    “That price tag came with a $1.4 trillion deficit, nearly $1 trillion more than last year. The overall budget was about a half-trillion more than Bush’s for 2008, his final full fiscal year in office.”

    The stimulus bill has billions allocated for so-called “green jobs” in the area of solar, wind, and biofuels; so-called “renewable energy.” In a December 2 commentary in The Washington Examiner, Thomas J. Pyle of the Institute for Energy Research pointed out that, “At the height of its construction this past summer, the largest solar plant in the United States employed 400 workers. Now that it’s complete, the DeSoto Solar Center in Arcadia, Florida, stakes claim to two – yes two – full time ‘green jobs.’”

    Contrast this with an estimated 1.2 million energy jobs that would be made available if the Obama administration would permit exploration of the nation’s vast continental shelf for the vast oil and natural gas resources going untapped. There are an estimated 115 billion barrels of recoverable oil and more than 565 trillion cubic feet of natural gas. The Institute for Energy Research estimates those jobs would generate $70 billion in annual wages. Then add in the savings in the cost of importing these energy sources, plus the bonus if increased national security.

    The costs of the proposed economy-killing healthcare “reform” could be reduced starting with tort reform, opening the marketplace for the sale of insurance, and a serious effort to reduce the estimated $70 billion in Medicare fraud.

    Instead of taking billions out of Medicare and thus likely causing some hospitals to shut down and the widespread denial of care to the millions of seniors who paid into the system, the Obama administration is more focused on government control of one-sixth of the economy. Or what will be left of it after they run it into the ground.

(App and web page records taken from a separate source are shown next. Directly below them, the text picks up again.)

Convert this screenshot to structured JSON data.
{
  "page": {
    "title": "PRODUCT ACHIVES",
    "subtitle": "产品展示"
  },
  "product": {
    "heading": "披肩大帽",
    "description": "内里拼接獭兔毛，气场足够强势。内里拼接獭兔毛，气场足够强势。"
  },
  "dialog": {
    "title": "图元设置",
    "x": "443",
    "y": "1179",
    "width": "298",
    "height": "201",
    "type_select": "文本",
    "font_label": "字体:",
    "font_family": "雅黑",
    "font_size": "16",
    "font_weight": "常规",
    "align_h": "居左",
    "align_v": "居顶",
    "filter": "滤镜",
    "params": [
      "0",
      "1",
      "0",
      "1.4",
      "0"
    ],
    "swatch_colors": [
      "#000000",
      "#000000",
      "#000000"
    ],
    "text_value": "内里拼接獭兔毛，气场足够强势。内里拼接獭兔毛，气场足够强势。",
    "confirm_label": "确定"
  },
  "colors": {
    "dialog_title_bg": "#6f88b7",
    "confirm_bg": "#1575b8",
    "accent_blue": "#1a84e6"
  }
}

    All manner of steps could be taken to energize the economy, not the least of which would be tax cuts that would encourage spending and hiring.

    But no, the Obama administration would rather put on a show for the cameras.